A plethora of major construction projects have been started or are about to get under way at Pacific Gateway ports in British Columbia and will continue for several years employing thousands of skilled trades workers.
At the Port of Vancouver, work has begun on expansion and reconfiguration of DP World’s Centerm container terminal and related South Shore Access Project. The venture, with a combined budget of $450 million, includes dredging work and constructing new roads and an overpass for Centennial Road.
More than $300 million in work is slated to take place at the Port of Prince Rupert over the next few years on a bridge and causeway project, as well as road and rail infrastructure. The projects are aimed at making the northern gateway more efficient. Designs are being finalized and work is slated to begin this summer.
Meanwhile, at the Port of Nanaimo, $90 million is being spent to expand the existing wharf at Duke Point terminal, build a new warehouse and administration building, and upgrade drainage, sewer, electrical, water and security systems.
Work at the Vancouver port has been ongoing since last summer when heavy equipment was brought in to begin dredging for expansion of the existing Centerm container terminal. The terminal is being reconfigured and enlarged to accommodate an increase in container traffic. A new overpass is also being built and port-area roads along the south shore of Burrard Inlet are being fixed, changed and expanded.
“Dredging work on both the eastern and western expansion of the container terminal was recently completed,” says Gilles Assier, director of container terminal construction at the Vancouver Fraser Port Authority who is overseeing the multi-faceted project.
The dredging work had to be done within a window established by Fisheries and Oceans Canada in order to reduce the overall impact on fish habitat.
As a result of the expansion work that is presently under way, the container-handling capacity at Centerm will be increased by two-thirds, to 1.5-million 20-foot equivalent unit containers, or TEUs, from 900,000. Centerm handles about 20 per cent of containerized goods that are shipped through the port.
Interestingly, although the footprint of the Centerm terminal is being expanded by only 15 per cent it will be able to handle 60-per-cent more container traffic because of the new configuration.
Demolition of pier deck has also started and workers have begun pouring foundations for new reefer towers. Meanwhile, modification of rail tracks has also begun.
Other work at the terminal includes expansion at the west and east sides of the existing Centerm terminal, reconfiguration of the container yard, a new container intermodal yard, modernized truck gates, a new terminal operations facility, and two new gantry cranes. The project will take another two years to complete.
Centennial Expansion Partners (CXP) joint venture is doing the work. The partnership consists of three companies – Dragados Canada Inc., Fraser River Pile & Dredge, and Jacob Bros.

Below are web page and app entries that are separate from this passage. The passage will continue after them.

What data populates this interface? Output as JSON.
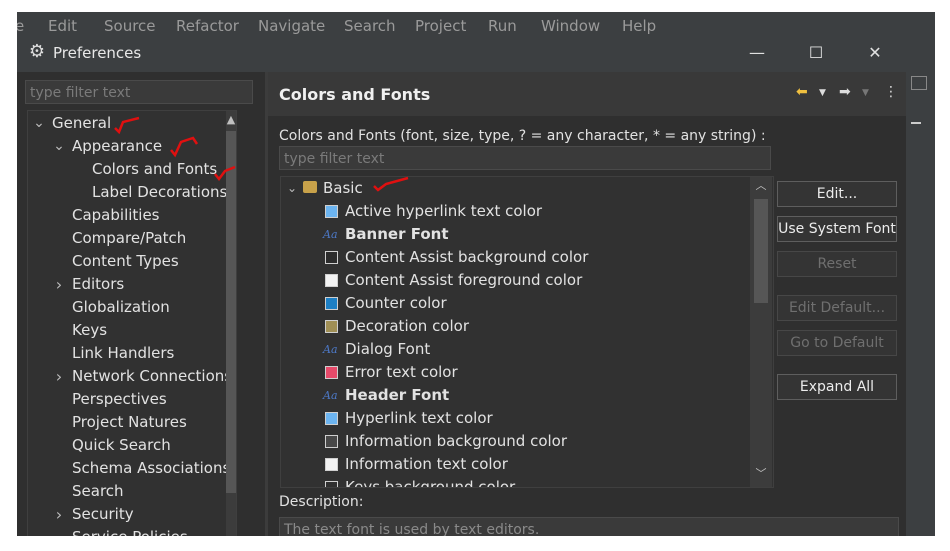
{
  "eclipse": {
    "menu": [
      "e",
      "Edit",
      "Source",
      "Refactor",
      "Navigate",
      "Search",
      "Project",
      "Run",
      "Window",
      "Help"
    ]
  },
  "dialog": {
    "title": "Preferences",
    "window_buttons": {
      "minimize": "—",
      "maximize": "☐",
      "close": "✕"
    }
  },
  "left": {
    "filter_placeholder": "type filter text",
    "tree": [
      {
        "label": "General",
        "twistie": "expanded",
        "level": 0
      },
      {
        "label": "Appearance",
        "twistie": "expanded",
        "level": 1
      },
      {
        "label": "Colors and Fonts",
        "twistie": "none",
        "level": 2
      },
      {
        "label": "Label Decorations",
        "twistie": "none",
        "level": 2
      },
      {
        "label": "Capabilities",
        "twistie": "none",
        "level": 1
      },
      {
        "label": "Compare/Patch",
        "twistie": "none",
        "level": 1
      },
      {
        "label": "Content Types",
        "twistie": "none",
        "level": 1
      },
      {
        "label": "Editors",
        "twistie": "collapsed",
        "level": 1
      },
      {
        "label": "Globalization",
        "twistie": "none",
        "level": 1
      },
      {
        "label": "Keys",
        "twistie": "none",
        "level": 1
      },
      {
        "label": "Link Handlers",
        "twistie": "none",
        "level": 1
      },
      {
        "label": "Network Connections",
        "twistie": "collapsed",
        "level": 1
      },
      {
        "label": "Perspectives",
        "twistie": "none",
        "level": 1
      },
      {
        "label": "Project Natures",
        "twistie": "none",
        "level": 1
      },
      {
        "label": "Quick Search",
        "twistie": "none",
        "level": 1
      },
      {
        "label": "Schema Associations",
        "twistie": "none",
        "level": 1
      },
      {
        "label": "Search",
        "twistie": "none",
        "level": 1
      },
      {
        "label": "Security",
        "twistie": "collapsed",
        "level": 1
      },
      {
        "label": "Service Policies",
        "twistie": "none",
        "level": 1
      }
    ]
  },
  "right": {
    "header": "Colors and Fonts",
    "prompt": "Colors and Fonts (font, size, type, ? = any character, * = any string) :",
    "filter_placeholder": "type filter text",
    "category": "Basic",
    "items": [
      {
        "label": "Active hyperlink text color",
        "kind": "color",
        "color": "#6cb4f0",
        "bold": false
      },
      {
        "label": "Banner Font",
        "kind": "font",
        "bold": true
      },
      {
        "label": "Content Assist background color",
        "kind": "color",
        "color": "#2b2b2b",
        "bold": false
      },
      {
        "label": "Content Assist foreground color",
        "kind": "color",
        "color": "#f2f2f2",
        "bold": false
      },
      {
        "label": "Counter color",
        "kind": "color",
        "color": "#1d7fc4",
        "bold": false
      },
      {
        "label": "Decoration color",
        "kind": "color",
        "color": "#a08f55",
        "bold": false
      },
      {
        "label": "Dialog Font",
        "kind": "font",
        "bold": false
      },
      {
        "label": "Error text color",
        "kind": "color",
        "color": "#e64a6a",
        "bold": false
      },
      {
        "label": "Header Font",
        "kind": "font",
        "bold": true
      },
      {
        "label": "Hyperlink text color",
        "kind": "color",
        "color": "#6cb4f0",
        "bold": false
      },
      {
        "label": "Information background color",
        "kind": "color",
        "color": "#484848",
        "bold": false
      },
      {
        "label": "Information text color",
        "kind": "color",
        "color": "#f2f2f2",
        "bold": false
      },
      {
        "label": "Keys background color",
        "kind": "color",
        "color": "#2f2f2f",
        "bold": false
      }
    ],
    "buttons": [
      {
        "label": "Edit...",
        "enabled": true
      },
      {
        "label": "Use System Font",
        "enabled": true
      },
      {
        "label": "Reset",
        "enabled": false
      },
      {
        "label": "Edit Default...",
        "enabled": false
      },
      {
        "label": "Go to Default",
        "enabled": false
      },
      {
        "label": "Expand All",
        "enabled": true
      }
    ],
    "description_label": "Description:",
    "description": "The text font is used by text editors."
  },
  "colors": {
    "annotation": "#e01010"
  }
}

Construction.
Assier says there are many challenges that make the project interesting, one being that the terminal is operational while construction work is under way, so builders must work closely with the terminal operator.
At the Port of Prince Rupert, work is slated to get under way soon on a $122-million project to build a new double-track bridge across the Zanardi Rapids, rehabilitate an existing single-track bridge, and expand a causeway between the bridge and Ridley Island to increase rail capacity to the port.
Another $100 million is being spent on expanding an existing road, rail infrastructure and utility corridor to enable train access – a venture known as the Ridley Island Export Logistics Platform project.
In-water works for the new bridge construction will be challenging as there will be tight daily construction windows within the natural tidal cycle, a CN Rail spokesman says.
Meanwhile, another $89 million is being spent on development of a 25-hectare site on South Kaien Island for a logistics park that will have warehouse operations. The space will be needed as activity at the gateway is expected to grow to more than 50 million tonnes of trade annually within the next decade.
In Nanaimo on Vancouver Island, Duke Point’s existing wharf is being expanded to 325 metres from 182 metres, the terminal’s storage area is being increased, and an existing crane will be replaced with two 24-metre cranes.
The federal government is chipping in $46 million for the work and the port authority and DP World, a United Arab Emirates-based company that operates Duke Point, is contributing matching funding. The project is expected to create 900 jobs, reduce congestion and provide better connections with the Lower Mainland.
Work on the venture may begin this year with the project being completed by 2023.